The EIA reported that US gasoline inventories fell by 2.8 MMbbls to 221 MMbbls between October 28 and November 4, 2016. US distillate inventories fell by 1.9 MMbbls to 148.6 MMbbls during the same period. However, US gasoline and distillate inventories were above their five-year upper range.
A larger-than-expected fall in distillate and gasoline inventories could support gasoline and crude oil prices. However, a rise in inventories could pressure gasoline and crude oil prices.
The ups and downs in crude oil prices could impact oil and gas producers’ earnings such as Bonanza Creek Energy (BCEI), SM Energy (SM), ExxonMobil (XOM), Continental Resources (CLR), and Denbury Resources (DNR).
Uncertainty in crude oil (USO) (RYE)(DTO) (BNO) prices could also impact ETFs and ETNs such as the ProShares UltraShort Bloomberg Crude Oil ETF (SCO), the SPDR S&P Oil & Gas Exploration & Production ETF (XOP), the VelocityShares 3x Long Crude Oil ETN (UWTI), the Direxion Daily Energy Bear 3x ETF (ERY), the Vanguard Energy ETF (VDE), the SPDR S&P Oil & Gas Equipment & Services ETF (XES), the PowerShares DWA Energy Momentum ETF (PXI), and the United States 12 Month Oil ETF (USL).

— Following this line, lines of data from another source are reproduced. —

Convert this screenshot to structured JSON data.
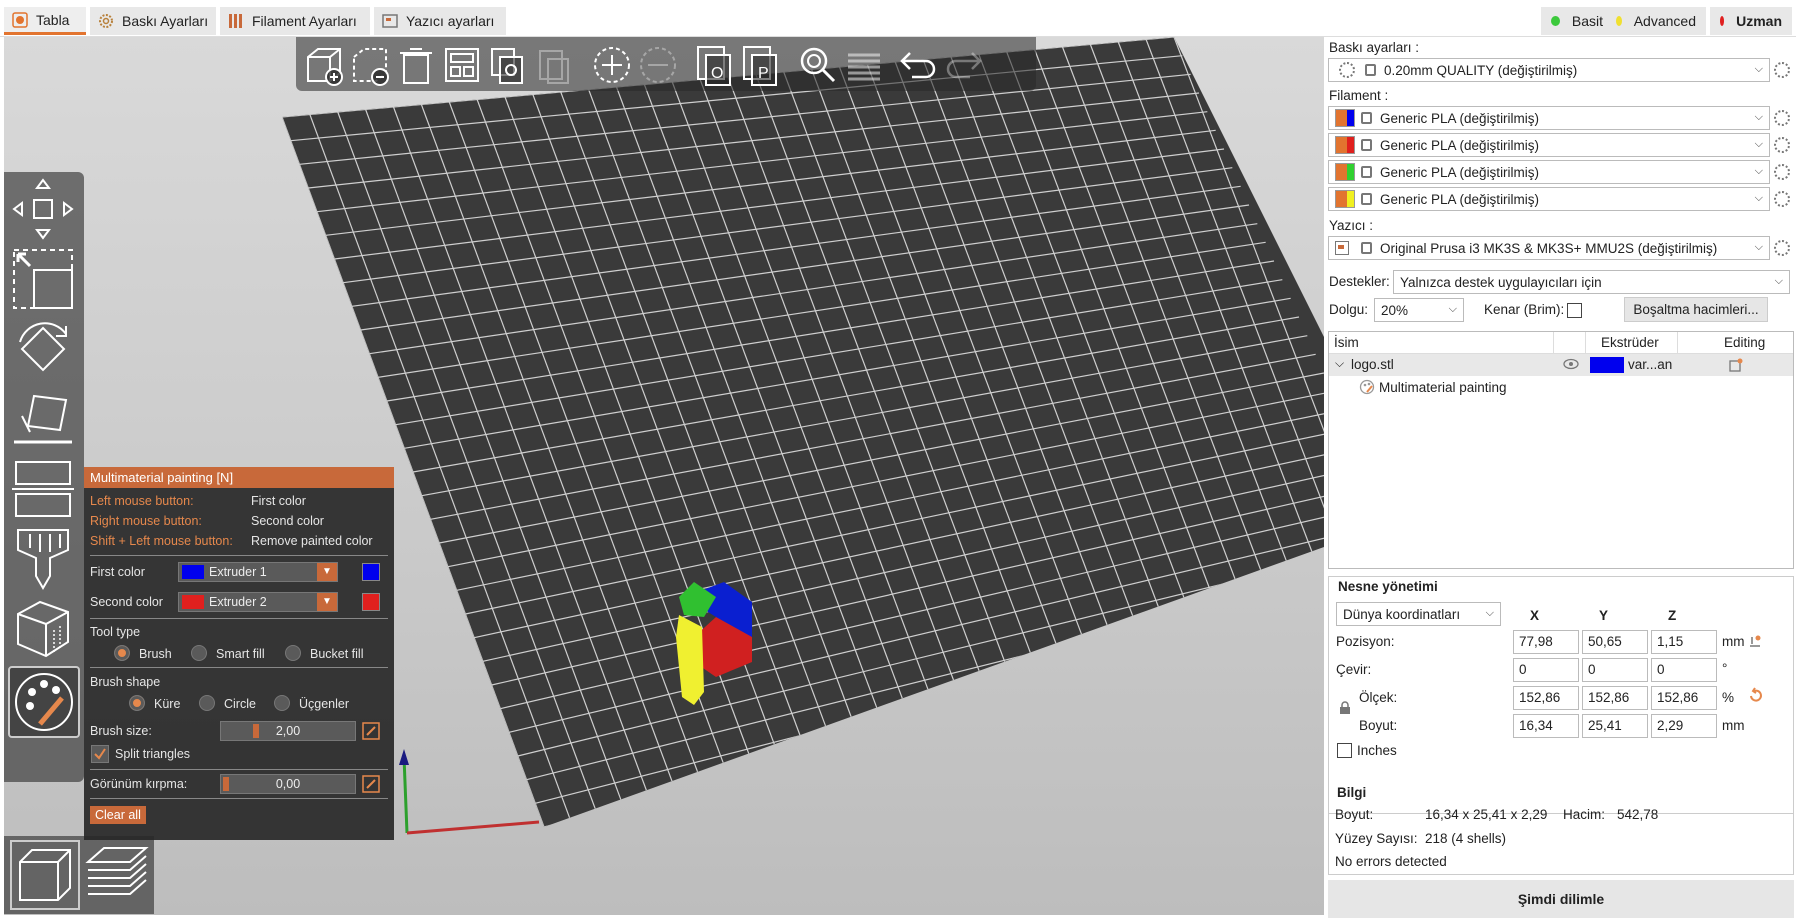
{
  "tabs": [
    {
      "label": "Tabla",
      "icon": "plater-icon"
    },
    {
      "label": "Baskı Ayarları",
      "icon": "print-settings-gear-icon"
    },
    {
      "label": "Filament Ayarları",
      "icon": "filament-spool-icon"
    },
    {
      "label": "Yazıcı ayarları",
      "icon": "printer-settings-icon"
    }
  ],
  "modes": [
    {
      "label": "Basit",
      "color": "#3cc93c"
    },
    {
      "label": "Advanced",
      "color": "#f0e030"
    },
    {
      "label": "Uzman",
      "color": "#e02020"
    }
  ],
  "toolbar_icons": [
    "add-icon",
    "delete-icon",
    "delete-all-icon",
    "arrange-icon",
    "copy-icon",
    "paste-icon",
    "add-instance-icon",
    "remove-instance-icon",
    "split-objects-icon",
    "split-parts-icon",
    "search-icon",
    "layers-editing-icon",
    "undo-icon",
    "redo-icon"
  ],
  "paint": {
    "title": "Multimaterial painting [N]",
    "left_mouse": "Left mouse button:",
    "left_mouse_val": "First color",
    "right_mouse": "Right mouse button:",
    "right_mouse_val": "Second color",
    "shift_left": "Shift + Left mouse button:",
    "shift_left_val": "Remove painted color",
    "first_color": "First color",
    "first_extruder": "Extruder 1",
    "first_color_hex": "#0000ee",
    "second_color": "Second color",
    "second_extruder": "Extruder 2",
    "second_color_hex": "#e0201e",
    "tool_type": "Tool type",
    "tool_brush": "Brush",
    "tool_smart": "Smart fill",
    "tool_bucket": "Bucket fill",
    "brush_shape": "Brush shape",
    "shape_sphere": "Küre",
    "shape_circle": "Circle",
    "shape_triangles": "Üçgenler",
    "brush_size": "Brush size:",
    "brush_size_val": "2,00",
    "split": "Split triangles",
    "clipping": "Görünüm kırpma:",
    "clipping_val": "0,00",
    "clear": "Clear all"
  },
  "right": {
    "print_settings_label": "Baskı ayarları :",
    "print_profile": "0.20mm QUALITY (değiştirilmiş)",
    "filament_label": "Filament :",
    "filaments": [
      {
        "name": "Generic PLA (değiştirilmiş)",
        "color": "#0000ee"
      },
      {
        "name": "Generic PLA (değiştirilmiş)",
        "color": "#e0201e"
      },
      {
        "name": "Generic PLA (değiştirilmiş)",
        "color": "#30d030"
      },
      {
        "name": "Generic PLA (değiştirilmiş)",
        "color": "#f0f020"
      }
    ],
    "printer_label": "Yazıcı :",
    "printer": "Original Prusa i3 MK3S & MK3S+ MMU2S (değiştirilmiş)",
    "supports_label": "Destekler:",
    "supports_val": "Yalnızca destek uygulayıcıları için",
    "infill_label": "Dolgu:",
    "infill_val": "20%",
    "brim_label": "Kenar (Brim):",
    "purge_button": "Boşaltma hacimleri...",
    "col_name": "İsim",
    "col_extruder": "Ekstrüder",
    "col_editing": "Editing",
    "object_name": "logo.stl",
    "object_extruder": "var...an",
    "object_extruder_color": "#0000ee",
    "modifier": "Multimaterial painting",
    "manip_title": "Nesne yönetimi",
    "coord_sel": "Dünya koordinatları",
    "x": "X",
    "y": "Y",
    "z": "Z",
    "position_label": "Pozisyon:",
    "pos": [
      "77,98",
      "50,65",
      "1,15"
    ],
    "pos_unit": "mm",
    "rotate_label": "Çevir:",
    "rot": [
      "0",
      "0",
      "0"
    ],
    "rot_unit": "°",
    "scale_label": "Ölçek:",
    "scale": [
      "152,86",
      "152,86",
      "152,86"
    ],
    "scale_unit": "%",
    "size_label": "Boyut:",
    "size": [
      "16,34",
      "25,41",
      "2,29"
    ],
    "size_unit": "mm",
    "inches": "Inches",
    "info_title": "Bilgi",
    "info_size_label": "Boyut:",
    "info_size_val": "16,34 x 25,41 x 2,29",
    "info_volume_label": "Hacim:",
    "info_volume_val": "542,78",
    "info_facets_label": "Yüzey Sayısı:",
    "info_facets_val": "218 (4 shells)",
    "info_errors": "No errors detected",
    "slice_button": "Şimdi dilimle"
  }
}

In the next parts of this series, we’ll discuss how the monthly US crude oil production impacted the crude oil market.